**Task description:**
Look through the material below and return every line that contains "this".
----
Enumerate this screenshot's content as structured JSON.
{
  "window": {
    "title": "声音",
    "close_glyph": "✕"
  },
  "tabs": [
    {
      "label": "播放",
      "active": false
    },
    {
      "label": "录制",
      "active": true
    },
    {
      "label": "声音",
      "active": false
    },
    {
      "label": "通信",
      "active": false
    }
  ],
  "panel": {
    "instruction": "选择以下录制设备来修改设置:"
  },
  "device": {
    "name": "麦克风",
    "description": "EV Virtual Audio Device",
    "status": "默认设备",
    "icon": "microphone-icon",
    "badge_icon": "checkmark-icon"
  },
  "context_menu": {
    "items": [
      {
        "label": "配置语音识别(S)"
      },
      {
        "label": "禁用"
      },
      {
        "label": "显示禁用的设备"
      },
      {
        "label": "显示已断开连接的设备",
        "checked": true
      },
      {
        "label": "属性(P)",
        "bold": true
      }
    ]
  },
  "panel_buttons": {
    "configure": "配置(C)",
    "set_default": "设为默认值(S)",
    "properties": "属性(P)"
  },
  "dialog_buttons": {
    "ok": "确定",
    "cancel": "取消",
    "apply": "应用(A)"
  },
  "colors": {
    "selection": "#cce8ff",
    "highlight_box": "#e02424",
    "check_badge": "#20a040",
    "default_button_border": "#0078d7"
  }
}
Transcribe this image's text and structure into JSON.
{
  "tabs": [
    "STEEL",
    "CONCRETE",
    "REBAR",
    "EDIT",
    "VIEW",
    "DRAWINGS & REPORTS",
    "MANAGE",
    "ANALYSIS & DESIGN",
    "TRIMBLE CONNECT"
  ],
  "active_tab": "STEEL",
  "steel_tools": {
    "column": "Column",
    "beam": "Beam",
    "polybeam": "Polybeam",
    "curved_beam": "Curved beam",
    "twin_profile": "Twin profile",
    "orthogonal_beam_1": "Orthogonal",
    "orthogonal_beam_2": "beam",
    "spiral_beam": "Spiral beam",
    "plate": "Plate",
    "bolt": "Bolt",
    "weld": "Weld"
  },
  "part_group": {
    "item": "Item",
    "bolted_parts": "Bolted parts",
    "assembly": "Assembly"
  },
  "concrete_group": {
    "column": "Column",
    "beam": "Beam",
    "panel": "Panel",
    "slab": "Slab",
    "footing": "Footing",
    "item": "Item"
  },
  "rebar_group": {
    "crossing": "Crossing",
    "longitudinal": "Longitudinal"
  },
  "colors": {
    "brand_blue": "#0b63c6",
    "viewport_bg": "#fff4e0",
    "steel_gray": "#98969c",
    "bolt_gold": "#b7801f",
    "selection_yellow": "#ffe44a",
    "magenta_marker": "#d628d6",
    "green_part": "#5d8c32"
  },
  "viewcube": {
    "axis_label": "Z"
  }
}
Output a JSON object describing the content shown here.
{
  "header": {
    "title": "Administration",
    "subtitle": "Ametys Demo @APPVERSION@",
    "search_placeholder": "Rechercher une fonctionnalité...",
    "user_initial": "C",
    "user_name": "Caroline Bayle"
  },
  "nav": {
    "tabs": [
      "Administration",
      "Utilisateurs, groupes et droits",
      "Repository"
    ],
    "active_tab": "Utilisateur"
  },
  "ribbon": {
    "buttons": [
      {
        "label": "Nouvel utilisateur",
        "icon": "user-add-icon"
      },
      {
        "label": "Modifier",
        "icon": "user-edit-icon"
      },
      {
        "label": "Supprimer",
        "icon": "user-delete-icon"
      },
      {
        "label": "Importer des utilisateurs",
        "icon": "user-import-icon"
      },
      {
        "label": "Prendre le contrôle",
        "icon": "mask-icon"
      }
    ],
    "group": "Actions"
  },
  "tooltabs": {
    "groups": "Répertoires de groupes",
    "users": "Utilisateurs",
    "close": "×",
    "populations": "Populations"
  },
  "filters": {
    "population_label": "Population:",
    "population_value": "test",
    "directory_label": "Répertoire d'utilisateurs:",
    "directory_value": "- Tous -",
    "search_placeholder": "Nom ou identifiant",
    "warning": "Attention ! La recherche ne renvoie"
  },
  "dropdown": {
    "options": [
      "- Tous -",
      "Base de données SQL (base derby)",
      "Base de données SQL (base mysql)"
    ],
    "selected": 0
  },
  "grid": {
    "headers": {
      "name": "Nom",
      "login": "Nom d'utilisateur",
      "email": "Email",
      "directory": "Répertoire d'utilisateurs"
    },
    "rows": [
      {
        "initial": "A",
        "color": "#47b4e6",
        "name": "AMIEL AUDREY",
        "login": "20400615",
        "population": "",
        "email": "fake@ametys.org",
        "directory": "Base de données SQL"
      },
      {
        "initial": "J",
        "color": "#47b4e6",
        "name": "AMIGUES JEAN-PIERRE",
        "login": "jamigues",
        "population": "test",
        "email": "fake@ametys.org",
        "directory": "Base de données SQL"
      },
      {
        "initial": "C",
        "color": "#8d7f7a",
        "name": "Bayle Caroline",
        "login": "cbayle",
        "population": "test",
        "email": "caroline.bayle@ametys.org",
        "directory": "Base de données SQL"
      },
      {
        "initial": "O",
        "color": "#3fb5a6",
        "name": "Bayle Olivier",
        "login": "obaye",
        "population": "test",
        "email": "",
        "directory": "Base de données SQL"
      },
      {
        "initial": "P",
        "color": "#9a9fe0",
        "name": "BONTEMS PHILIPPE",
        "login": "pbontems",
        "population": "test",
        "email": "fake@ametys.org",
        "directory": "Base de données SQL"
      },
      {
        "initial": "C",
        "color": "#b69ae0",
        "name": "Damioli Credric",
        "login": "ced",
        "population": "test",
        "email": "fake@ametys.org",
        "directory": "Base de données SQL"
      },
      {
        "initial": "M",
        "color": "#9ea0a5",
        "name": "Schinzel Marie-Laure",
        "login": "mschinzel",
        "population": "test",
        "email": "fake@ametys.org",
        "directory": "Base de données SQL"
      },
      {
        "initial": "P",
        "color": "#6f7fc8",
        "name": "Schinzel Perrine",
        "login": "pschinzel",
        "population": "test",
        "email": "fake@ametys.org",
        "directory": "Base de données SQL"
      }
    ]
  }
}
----
**Response:**
Enumerate this screenshot's content as structured JSON.
Transcribe this image's text and structure into JSON.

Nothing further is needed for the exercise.